After learning to run, and writing a succesful book about that, the author sets her sights on sea swimming. This books stands are a cheery account of the trials and tribulations of going from landlubber to proficient swimmer. There’s a twist though, Alexandra commences IVF treatment, which fails and fails again. A winter of sea swimming helps ease the pain and trauma.
Published in 2017 by Thorpe, Ulverscoft and others
Buy Leap In on Amazon Australia here.
The Joy of Swimming by Lisa Congdon
Artist and illustrator Lisa Congdon brings together her passion for images and swimming in this delightful book. Whimsical at times, very beautiful and often uplifting, it’s a homage to the joys of immersion in water and to the creative work it has inspired.
Published by Chronicle Books in 2016
Swimming in Antarctica:Tales of a Long-Distance Swimmer, by Lynne Cox
Lynne Cox has swum the most gruelling and demanding long distance swims in the world. The Channel crossings came early, then the Bering Strait, Straits of magellan, Cape of Good Hope and Cook Strait in New Zealand. Her life story and the stories of swims are gripping, culminating in her 24 minute Antarctic Swim.
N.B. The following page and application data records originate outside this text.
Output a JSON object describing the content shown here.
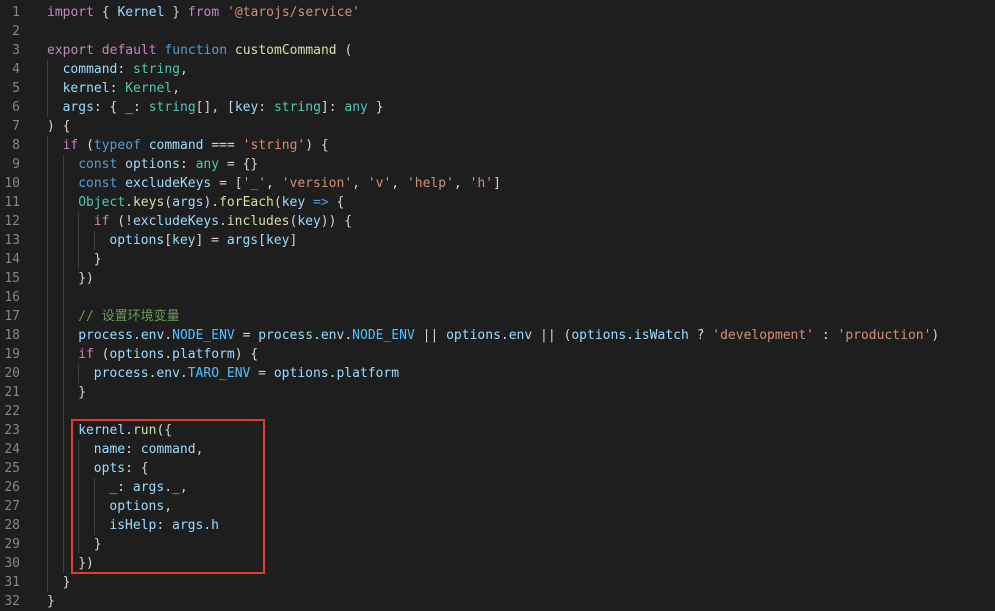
{
  "editor": {
    "highlight_color": "#e53935",
    "lines": [
      {
        "n": "1",
        "indent": 0,
        "tokens": [
          [
            "import",
            "ctl"
          ],
          [
            " { ",
            "punc"
          ],
          [
            "Kernel",
            "var"
          ],
          [
            " } ",
            "punc"
          ],
          [
            "from",
            "ctl"
          ],
          [
            " ",
            "punc"
          ],
          [
            "'@tarojs/service'",
            "str"
          ]
        ]
      },
      {
        "n": "2",
        "indent": 0,
        "tokens": []
      },
      {
        "n": "3",
        "indent": 0,
        "tokens": [
          [
            "export",
            "ctl"
          ],
          [
            " ",
            "punc"
          ],
          [
            "default",
            "ctl"
          ],
          [
            " ",
            "punc"
          ],
          [
            "function",
            "kw"
          ],
          [
            " ",
            "punc"
          ],
          [
            "customCommand",
            "fn"
          ],
          [
            " (",
            "punc"
          ]
        ]
      },
      {
        "n": "4",
        "indent": 1,
        "tokens": [
          [
            "command",
            "var"
          ],
          [
            ": ",
            "punc"
          ],
          [
            "string",
            "type"
          ],
          [
            ",",
            "punc"
          ]
        ]
      },
      {
        "n": "5",
        "indent": 1,
        "tokens": [
          [
            "kernel",
            "var"
          ],
          [
            ": ",
            "punc"
          ],
          [
            "Kernel",
            "type"
          ],
          [
            ",",
            "punc"
          ]
        ]
      },
      {
        "n": "6",
        "indent": 1,
        "tokens": [
          [
            "args",
            "var"
          ],
          [
            ": { ",
            "punc"
          ],
          [
            "_",
            "var"
          ],
          [
            ": ",
            "punc"
          ],
          [
            "string",
            "type"
          ],
          [
            "[], [",
            "punc"
          ],
          [
            "key",
            "var"
          ],
          [
            ": ",
            "punc"
          ],
          [
            "string",
            "type"
          ],
          [
            "]: ",
            "punc"
          ],
          [
            "any",
            "type"
          ],
          [
            " }",
            "punc"
          ]
        ]
      },
      {
        "n": "7",
        "indent": 0,
        "tokens": [
          [
            ") {",
            "punc"
          ]
        ]
      },
      {
        "n": "8",
        "indent": 1,
        "tokens": [
          [
            "if",
            "ctl"
          ],
          [
            " (",
            "punc"
          ],
          [
            "typeof",
            "kw"
          ],
          [
            " ",
            "punc"
          ],
          [
            "command",
            "var"
          ],
          [
            " === ",
            "punc"
          ],
          [
            "'string'",
            "str"
          ],
          [
            ") {",
            "punc"
          ]
        ]
      },
      {
        "n": "9",
        "indent": 2,
        "tokens": [
          [
            "const",
            "kw"
          ],
          [
            " ",
            "punc"
          ],
          [
            "options",
            "var"
          ],
          [
            ": ",
            "punc"
          ],
          [
            "any",
            "type"
          ],
          [
            " = {}",
            "punc"
          ]
        ]
      },
      {
        "n": "10",
        "indent": 2,
        "tokens": [
          [
            "const",
            "kw"
          ],
          [
            " ",
            "punc"
          ],
          [
            "excludeKeys",
            "var"
          ],
          [
            " = [",
            "punc"
          ],
          [
            "'_'",
            "str"
          ],
          [
            ", ",
            "punc"
          ],
          [
            "'version'",
            "str"
          ],
          [
            ", ",
            "punc"
          ],
          [
            "'v'",
            "str"
          ],
          [
            ", ",
            "punc"
          ],
          [
            "'help'",
            "str"
          ],
          [
            ", ",
            "punc"
          ],
          [
            "'h'",
            "str"
          ],
          [
            "]",
            "punc"
          ]
        ]
      },
      {
        "n": "11",
        "indent": 2,
        "tokens": [
          [
            "Object",
            "type"
          ],
          [
            ".",
            "punc"
          ],
          [
            "keys",
            "fn"
          ],
          [
            "(",
            "punc"
          ],
          [
            "args",
            "var"
          ],
          [
            ").",
            "punc"
          ],
          [
            "forEach",
            "fn"
          ],
          [
            "(",
            "punc"
          ],
          [
            "key",
            "var"
          ],
          [
            " ",
            "punc"
          ],
          [
            "=>",
            "kw"
          ],
          [
            " {",
            "punc"
          ]
        ]
      },
      {
        "n": "12",
        "indent": 3,
        "tokens": [
          [
            "if",
            "ctl"
          ],
          [
            " (!",
            "punc"
          ],
          [
            "excludeKeys",
            "var"
          ],
          [
            ".",
            "punc"
          ],
          [
            "includes",
            "fn"
          ],
          [
            "(",
            "punc"
          ],
          [
            "key",
            "var"
          ],
          [
            ")) {",
            "punc"
          ]
        ]
      },
      {
        "n": "13",
        "indent": 4,
        "tokens": [
          [
            "options",
            "var"
          ],
          [
            "[",
            "punc"
          ],
          [
            "key",
            "var"
          ],
          [
            "] = ",
            "punc"
          ],
          [
            "args",
            "var"
          ],
          [
            "[",
            "punc"
          ],
          [
            "key",
            "var"
          ],
          [
            "]",
            "punc"
          ]
        ]
      },
      {
        "n": "14",
        "indent": 3,
        "tokens": [
          [
            "}",
            "punc"
          ]
        ]
      },
      {
        "n": "15",
        "indent": 2,
        "tokens": [
          [
            "})",
            "punc"
          ]
        ]
      },
      {
        "n": "16",
        "indent": 2,
        "tokens": []
      },
      {
        "n": "17",
        "indent": 2,
        "tokens": [
          [
            "// 设置环境变量",
            "cmt"
          ]
        ]
      },
      {
        "n": "18",
        "indent": 2,
        "tokens": [
          [
            "process",
            "var"
          ],
          [
            ".",
            "punc"
          ],
          [
            "env",
            "var"
          ],
          [
            ".",
            "punc"
          ],
          [
            "NODE_ENV",
            "const"
          ],
          [
            " = ",
            "punc"
          ],
          [
            "process",
            "var"
          ],
          [
            ".",
            "punc"
          ],
          [
            "env",
            "var"
          ],
          [
            ".",
            "punc"
          ],
          [
            "NODE_ENV",
            "const"
          ],
          [
            " || ",
            "punc"
          ],
          [
            "options",
            "var"
          ],
          [
            ".",
            "punc"
          ],
          [
            "env",
            "var"
          ],
          [
            " || (",
            "punc"
          ],
          [
            "options",
            "var"
          ],
          [
            ".",
            "punc"
          ],
          [
            "isWatch",
            "var"
          ],
          [
            " ? ",
            "punc"
          ],
          [
            "'development'",
            "str"
          ],
          [
            " : ",
            "punc"
          ],
          [
            "'production'",
            "str"
          ],
          [
            ")",
            "punc"
          ]
        ]
      },
      {
        "n": "19",
        "indent": 2,
        "tokens": [
          [
            "if",
            "ctl"
          ],
          [
            " (",
            "punc"
          ],
          [
            "options",
            "var"
          ],
          [
            ".",
            "punc"
          ],
          [
            "platform",
            "var"
          ],
          [
            ") {",
            "punc"
          ]
        ]
      },
      {
        "n": "20",
        "indent": 3,
        "tokens": [
          [
            "process",
            "var"
          ],
          [
            ".",
            "punc"
          ],
          [
            "env",
            "var"
          ],
          [
            ".",
            "punc"
          ],
          [
            "TARO_ENV",
            "const"
          ],
          [
            " = ",
            "punc"
          ],
          [
            "options",
            "var"
          ],
          [
            ".",
            "punc"
          ],
          [
            "platform",
            "var"
          ]
        ]
      },
      {
        "n": "21",
        "indent": 2,
        "tokens": [
          [
            "}",
            "punc"
          ]
        ]
      },
      {
        "n": "22",
        "indent": 2,
        "tokens": []
      },
      {
        "n": "23",
        "indent": 2,
        "tokens": [
          [
            "kernel",
            "var"
          ],
          [
            ".",
            "punc"
          ],
          [
            "run",
            "fn"
          ],
          [
            "({",
            "punc"
          ]
        ]
      },
      {
        "n": "24",
        "indent": 3,
        "tokens": [
          [
            "name",
            "var"
          ],
          [
            ": ",
            "punc"
          ],
          [
            "command",
            "var"
          ],
          [
            ",",
            "punc"
          ]
        ]
      },
      {
        "n": "25",
        "indent": 3,
        "tokens": [
          [
            "opts",
            "var"
          ],
          [
            ": {",
            "punc"
          ]
        ]
      },
      {
        "n": "26",
        "indent": 4,
        "tokens": [
          [
            "_",
            "var"
          ],
          [
            ": ",
            "punc"
          ],
          [
            "args",
            "var"
          ],
          [
            ".",
            "punc"
          ],
          [
            "_",
            "var"
          ],
          [
            ",",
            "punc"
          ]
        ]
      },
      {
        "n": "27",
        "indent": 4,
        "tokens": [
          [
            "options",
            "var"
          ],
          [
            ",",
            "punc"
          ]
        ]
      },
      {
        "n": "28",
        "indent": 4,
        "tokens": [
          [
            "isHelp",
            "var"
          ],
          [
            ": ",
            "punc"
          ],
          [
            "args",
            "var"
          ],
          [
            ".",
            "punc"
          ],
          [
            "h",
            "var"
          ]
        ]
      },
      {
        "n": "29",
        "indent": 3,
        "tokens": [
          [
            "}",
            "punc"
          ]
        ]
      },
      {
        "n": "30",
        "indent": 2,
        "tokens": [
          [
            "})",
            "punc"
          ]
        ]
      },
      {
        "n": "31",
        "indent": 1,
        "tokens": [
          [
            "}",
            "punc"
          ]
        ]
      },
      {
        "n": "32",
        "indent": 0,
        "tokens": [
          [
            "}",
            "punc"
          ]
        ]
      }
    ]
  }
}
Published in 2004 by Weidenfeld & Nicolson
The Mindful Art of Wild Swimming, by Tessa Wardley
Swimmers know the deeply calming effects of immersion in water. Here Tessa Wardley explores and explains why wild swimming can leads to such great awareness and calm. Tessa is an environmental consultant and has written previous books on rivers and woodlands.
Published in 2017 by The Ivy Press
I Found My Tribe, by Ruth Fitzmaurice
Firmly placed in the genre of swimming against adversity, this book tells how swimming off the coast of Ireland helped Ruth Fitzmaurice deal with the illness of her husband, who had been diagnosed with motor neurone disease. Together with fellow “Tragic Wives,” she swims all year, using the waves and the cold to combat her trauma.
Published in 2017 by Chatto and Windus
The Outrun, by Amy Liptrot
This is a memoir of alcoholism and recover, Amy Liptrot left rehab in England and returned to Orkney where she was brought up to recover. She joined a swimming group and found in the chill waters of the North Sea as well as around the hills and island sof the Orkneys what she needed to fully recover.
Published in 2016 by Canongate
Swell, A Waterbiography by Jenny Landreth
Here is a literary account of the history and struggles of women who swim. Until the 1930s, very few women swam at all, however the ‘swimming suffragettes’ took to the water and forged a splash into pools and onto beaches. This book explores the author’s own love affair with water and swimming, along with the almost 100 history of woman’s freedom to swim.
Jenny is also the author of Swimming London, a guide to the city’s best 50 swimming spots.
Published in 2017 by Bloomsbury Sport
Waterlog, by Roger Deakin
An original in the watery journey genre, Waterlog is aan account of the author’s attempt in 2006 to swim his way up and down the brisih Isles. Rivers, sea, ponds, pools and lochs were his passion, and he brought his naturalist’s eye and his documentary maker’s eyes and ears to his project. In many ways, Roger Deakin founded the wild swimming movement. He died in 2006 aged only 63.
Published in 1999 by Chatto and Windus
Swim Wild, By Jack Hudson with Calum and Robbie Hudson
Jack, Calum and Robbie Hudson are known as the wild swimming brothers. They’ve swum all their lives and have completed some amazingly long, and some chitteringly cold, extreme swims. In this book thir explotis and adventures are detailed, with a great deal of encouragement and expertise thrown in to encourage readers to enjoy the thrill of wild swimming in the great outdoors, at any level.
Published in 2018 by Hodder and Stoughton
Can you let me know about other swimming books to add to our reading lists?
PS In Australia you can find most of these titles at Booktopia, just search here.
(That’s an affiliate link, meaning if you buy a book using the link then I receive a miniscule percentage which helps keep this swimming blog afloat.)